**Task material:**
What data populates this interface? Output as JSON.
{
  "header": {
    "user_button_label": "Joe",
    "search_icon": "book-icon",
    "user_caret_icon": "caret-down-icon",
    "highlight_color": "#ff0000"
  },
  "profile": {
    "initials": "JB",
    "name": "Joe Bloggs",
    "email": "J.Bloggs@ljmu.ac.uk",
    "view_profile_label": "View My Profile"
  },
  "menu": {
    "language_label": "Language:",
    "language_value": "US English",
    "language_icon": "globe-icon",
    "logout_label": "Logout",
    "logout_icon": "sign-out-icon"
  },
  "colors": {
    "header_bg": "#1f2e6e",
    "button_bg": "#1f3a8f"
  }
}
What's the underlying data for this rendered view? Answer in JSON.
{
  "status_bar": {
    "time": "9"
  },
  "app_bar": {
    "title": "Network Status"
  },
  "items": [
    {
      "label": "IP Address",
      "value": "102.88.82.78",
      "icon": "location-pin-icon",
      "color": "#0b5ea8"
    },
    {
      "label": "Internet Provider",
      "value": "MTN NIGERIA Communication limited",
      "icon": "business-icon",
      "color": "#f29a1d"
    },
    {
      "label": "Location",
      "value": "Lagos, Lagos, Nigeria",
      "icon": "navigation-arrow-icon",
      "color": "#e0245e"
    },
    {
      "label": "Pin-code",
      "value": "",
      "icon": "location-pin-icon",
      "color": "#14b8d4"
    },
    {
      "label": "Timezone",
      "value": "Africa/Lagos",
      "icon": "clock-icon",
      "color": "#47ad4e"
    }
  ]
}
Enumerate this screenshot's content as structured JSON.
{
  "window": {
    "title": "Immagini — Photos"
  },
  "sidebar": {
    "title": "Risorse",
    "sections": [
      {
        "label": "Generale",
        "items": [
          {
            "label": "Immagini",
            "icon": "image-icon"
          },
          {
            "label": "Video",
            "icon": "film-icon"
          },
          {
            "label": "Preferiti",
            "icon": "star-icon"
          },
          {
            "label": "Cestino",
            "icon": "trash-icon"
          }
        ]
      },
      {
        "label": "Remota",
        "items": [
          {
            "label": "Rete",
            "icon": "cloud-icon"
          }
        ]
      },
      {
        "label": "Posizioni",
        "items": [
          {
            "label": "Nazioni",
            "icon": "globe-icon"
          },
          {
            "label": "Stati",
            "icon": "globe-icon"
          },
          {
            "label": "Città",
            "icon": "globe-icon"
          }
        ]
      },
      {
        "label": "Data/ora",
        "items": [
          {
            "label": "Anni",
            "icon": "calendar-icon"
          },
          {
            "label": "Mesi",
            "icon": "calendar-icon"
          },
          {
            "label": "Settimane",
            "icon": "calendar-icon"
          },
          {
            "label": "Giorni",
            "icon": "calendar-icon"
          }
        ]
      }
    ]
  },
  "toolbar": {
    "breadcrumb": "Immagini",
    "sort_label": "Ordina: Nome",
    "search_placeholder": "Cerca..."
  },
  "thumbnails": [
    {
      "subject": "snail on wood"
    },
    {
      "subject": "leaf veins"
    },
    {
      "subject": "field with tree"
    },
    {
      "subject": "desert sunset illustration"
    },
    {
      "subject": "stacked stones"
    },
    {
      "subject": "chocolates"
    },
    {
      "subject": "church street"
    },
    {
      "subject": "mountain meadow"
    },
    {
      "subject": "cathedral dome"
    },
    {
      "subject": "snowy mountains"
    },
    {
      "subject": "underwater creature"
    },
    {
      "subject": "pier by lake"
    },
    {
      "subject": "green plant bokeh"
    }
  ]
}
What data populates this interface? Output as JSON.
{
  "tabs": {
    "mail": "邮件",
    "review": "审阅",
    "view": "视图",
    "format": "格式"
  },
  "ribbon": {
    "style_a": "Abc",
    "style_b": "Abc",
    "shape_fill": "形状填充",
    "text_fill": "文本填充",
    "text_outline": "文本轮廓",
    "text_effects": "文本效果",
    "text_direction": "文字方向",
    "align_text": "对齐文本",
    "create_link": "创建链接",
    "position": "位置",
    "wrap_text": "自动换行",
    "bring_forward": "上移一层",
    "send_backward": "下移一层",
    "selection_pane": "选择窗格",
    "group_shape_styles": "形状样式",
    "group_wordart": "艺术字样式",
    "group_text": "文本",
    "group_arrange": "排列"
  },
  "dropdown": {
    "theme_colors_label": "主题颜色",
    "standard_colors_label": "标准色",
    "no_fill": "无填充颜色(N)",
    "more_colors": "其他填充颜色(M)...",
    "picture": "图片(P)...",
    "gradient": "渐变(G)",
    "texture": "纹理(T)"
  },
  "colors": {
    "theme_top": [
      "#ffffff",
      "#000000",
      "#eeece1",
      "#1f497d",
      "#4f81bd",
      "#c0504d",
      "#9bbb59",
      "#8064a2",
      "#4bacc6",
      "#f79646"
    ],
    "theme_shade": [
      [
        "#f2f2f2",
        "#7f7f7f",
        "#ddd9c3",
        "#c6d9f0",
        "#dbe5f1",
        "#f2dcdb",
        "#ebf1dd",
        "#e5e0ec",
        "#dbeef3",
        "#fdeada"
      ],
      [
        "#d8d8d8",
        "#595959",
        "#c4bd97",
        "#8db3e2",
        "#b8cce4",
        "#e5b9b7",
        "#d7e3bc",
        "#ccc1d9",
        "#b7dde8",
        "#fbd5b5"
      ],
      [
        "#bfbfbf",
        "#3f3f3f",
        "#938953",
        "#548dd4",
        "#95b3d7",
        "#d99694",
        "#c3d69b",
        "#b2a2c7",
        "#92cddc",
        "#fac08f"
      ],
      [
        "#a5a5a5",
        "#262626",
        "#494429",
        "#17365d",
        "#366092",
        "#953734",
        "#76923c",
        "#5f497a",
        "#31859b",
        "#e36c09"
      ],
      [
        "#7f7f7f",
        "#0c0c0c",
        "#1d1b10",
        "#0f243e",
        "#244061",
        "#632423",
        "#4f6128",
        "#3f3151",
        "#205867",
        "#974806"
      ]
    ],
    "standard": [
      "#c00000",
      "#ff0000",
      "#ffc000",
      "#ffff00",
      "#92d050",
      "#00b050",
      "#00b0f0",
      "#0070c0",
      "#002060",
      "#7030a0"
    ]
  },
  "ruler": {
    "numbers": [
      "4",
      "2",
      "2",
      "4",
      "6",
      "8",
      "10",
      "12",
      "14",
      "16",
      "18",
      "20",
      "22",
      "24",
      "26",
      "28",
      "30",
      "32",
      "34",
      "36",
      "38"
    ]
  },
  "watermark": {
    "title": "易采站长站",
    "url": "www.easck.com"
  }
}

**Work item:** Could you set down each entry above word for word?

**Exercise answer:**
What data populates this interface? Output as JSON.
{
  "header": {
    "user_button_label": "Joe",
    "search_icon": "book-icon",
    "user_caret_icon": "caret-down-icon",
    "highlight_color": "#ff0000"
  },
  "profile": {
    "initials": "JB",
    "name": "Joe Bloggs",
    "email": "J.Bloggs@ljmu.ac.uk",
    "view_profile_label": "View My Profile"
  },
  "menu": {
    "language_label": "Language:",
    "language_value": "US English",
    "language_icon": "globe-icon",
    "logout_label": "Logout",
    "logout_icon": "sign-out-icon"
  },
  "colors": {
    "header_bg": "#1f2e6e",
    "button_bg": "#1f3a8f"
  }
}
What's the underlying data for this rendered view? Answer in JSON.
{
  "status_bar": {
    "time": "9"
  },
  "app_bar": {
    "title": "Network Status"
  },
  "items": [
    {
      "label": "IP Address",
      "value": "102.88.82.78",
      "icon": "location-pin-icon",
      "color": "#0b5ea8"
    },
    {
      "label": "Internet Provider",
      "value": "MTN NIGERIA Communication limited",
      "icon": "business-icon",
      "color": "#f29a1d"
    },
    {
      "label": "Location",
      "value": "Lagos, Lagos, Nigeria",
      "icon": "navigation-arrow-icon",
      "color": "#e0245e"
    },
    {
      "label": "Pin-code",
      "value": "",
      "icon": "location-pin-icon",
      "color": "#14b8d4"
    },
    {
      "label": "Timezone",
      "value": "Africa/Lagos",
      "icon": "clock-icon",
      "color": "#47ad4e"
    }
  ]
}
Enumerate this screenshot's content as structured JSON.
{
  "window": {
    "title": "Immagini — Photos"
  },
  "sidebar": {
    "title": "Risorse",
    "sections": [
      {
        "label": "Generale",
        "items": [
          {
            "label": "Immagini",
            "icon": "image-icon"
          },
          {
            "label": "Video",
            "icon": "film-icon"
          },
          {
            "label": "Preferiti",
            "icon": "star-icon"
          },
          {
            "label": "Cestino",
            "icon": "trash-icon"
          }
        ]
      },
      {
        "label": "Remota",
        "items": [
          {
            "label": "Rete",
            "icon": "cloud-icon"
          }
        ]
      },
      {
        "label": "Posizioni",
        "items": [
          {
            "label": "Nazioni",
            "icon": "globe-icon"
          },
          {
            "label": "Stati",
            "icon": "globe-icon"
          },
          {
            "label": "Città",
            "icon": "globe-icon"
          }
        ]
      },
      {
        "label": "Data/ora",
        "items": [
          {
            "label": "Anni",
            "icon": "calendar-icon"
          },
          {
            "label": "Mesi",
            "icon": "calendar-icon"
          },
          {
            "label": "Settimane",
            "icon": "calendar-icon"
          },
          {
            "label": "Giorni",
            "icon": "calendar-icon"
          }
        ]
      }
    ]
  },
  "toolbar": {
    "breadcrumb": "Immagini",
    "sort_label": "Ordina: Nome",
    "search_placeholder": "Cerca..."
  },
  "thumbnails": [
    {
      "subject": "snail on wood"
    },
    {
      "subject": "leaf veins"
    },
    {
      "subject": "field with tree"
    },
    {
      "subject": "desert sunset illustration"
    },
    {
      "subject": "stacked stones"
    },
    {
      "subject": "chocolates"
    },
    {
      "subject": "church street"
    },
    {
      "subject": "mountain meadow"
    },
    {
      "subject": "cathedral dome"
    },
    {
      "subject": "snowy mountains"
    },
    {
      "subject": "underwater creature"
    },
    {
      "subject": "pier by lake"
    },
    {
      "subject": "green plant bokeh"
    }
  ]
}
What data populates this interface? Output as JSON.
{
  "tabs": {
    "mail": "邮件",
    "review": "审阅",
    "view": "视图",
    "format": "格式"
  },
  "ribbon": {
    "style_a": "Abc",
    "style_b": "Abc",
    "shape_fill": "形状填充",
    "text_fill": "文本填充",
    "text_outline": "文本轮廓",
    "text_effects": "文本效果",
    "text_direction": "文字方向",
    "align_text": "对齐文本",
    "create_link": "创建链接",
    "position": "位置",
    "wrap_text": "自动换行",
    "bring_forward": "上移一层",
    "send_backward": "下移一层",
    "selection_pane": "选择窗格",
    "group_shape_styles": "形状样式",
    "group_wordart": "艺术字样式",
    "group_text": "文本",
    "group_arrange": "排列"
  },
  "dropdown": {
    "theme_colors_label": "主题颜色",
    "standard_colors_label": "标准色",
    "no_fill": "无填充颜色(N)",
    "more_colors": "其他填充颜色(M)...",
    "picture": "图片(P)...",
    "gradient": "渐变(G)",
    "texture": "纹理(T)"
  },
  "colors": {
    "theme_top": [
      "#ffffff",
      "#000000",
      "#eeece1",
      "#1f497d",
      "#4f81bd",
      "#c0504d",
      "#9bbb59",
      "#8064a2",
      "#4bacc6",
      "#f79646"
    ],
    "theme_shade": [
      [
        "#f2f2f2",
        "#7f7f7f",
        "#ddd9c3",
        "#c6d9f0",
        "#dbe5f1",
        "#f2dcdb",
        "#ebf1dd",
        "#e5e0ec",
        "#dbeef3",
        "#fdeada"
      ],
      [
        "#d8d8d8",
        "#595959",
        "#c4bd97",
        "#8db3e2",
        "#b8cce4",
        "#e5b9b7",
        "#d7e3bc",
        "#ccc1d9",
        "#b7dde8",
        "#fbd5b5"
      ],
      [
        "#bfbfbf",
        "#3f3f3f",
        "#938953",
        "#548dd4",
        "#95b3d7",
        "#d99694",
        "#c3d69b",
        "#b2a2c7",
        "#92cddc",
        "#fac08f"
      ],
      [
        "#a5a5a5",
        "#262626",
        "#494429",
        "#17365d",
        "#366092",
        "#953734",
        "#76923c",
        "#5f497a",
        "#31859b",
        "#e36c09"
      ],
      [
        "#7f7f7f",
        "#0c0c0c",
        "#1d1b10",
        "#0f243e",
        "#244061",
        "#632423",
        "#4f6128",
        "#3f3151",
        "#205867",
        "#974806"
      ]
    ],
    "standard": [
      "#c00000",
      "#ff0000",
      "#ffc000",
      "#ffff00",
      "#92d050",
      "#00b050",
      "#00b0f0",
      "#0070c0",
      "#002060",
      "#7030a0"
    ]
  },
  "ruler": {
    "numbers": [
      "4",
      "2",
      "2",
      "4",
      "6",
      "8",
      "10",
      "12",
      "14",
      "16",
      "18",
      "20",
      "22",
      "24",
      "26",
      "28",
      "30",
      "32",
      "34",
      "36",
      "38"
    ]
  },
  "watermark": {
    "title": "易采站长站",
    "url": "www.easck.com"
  }
}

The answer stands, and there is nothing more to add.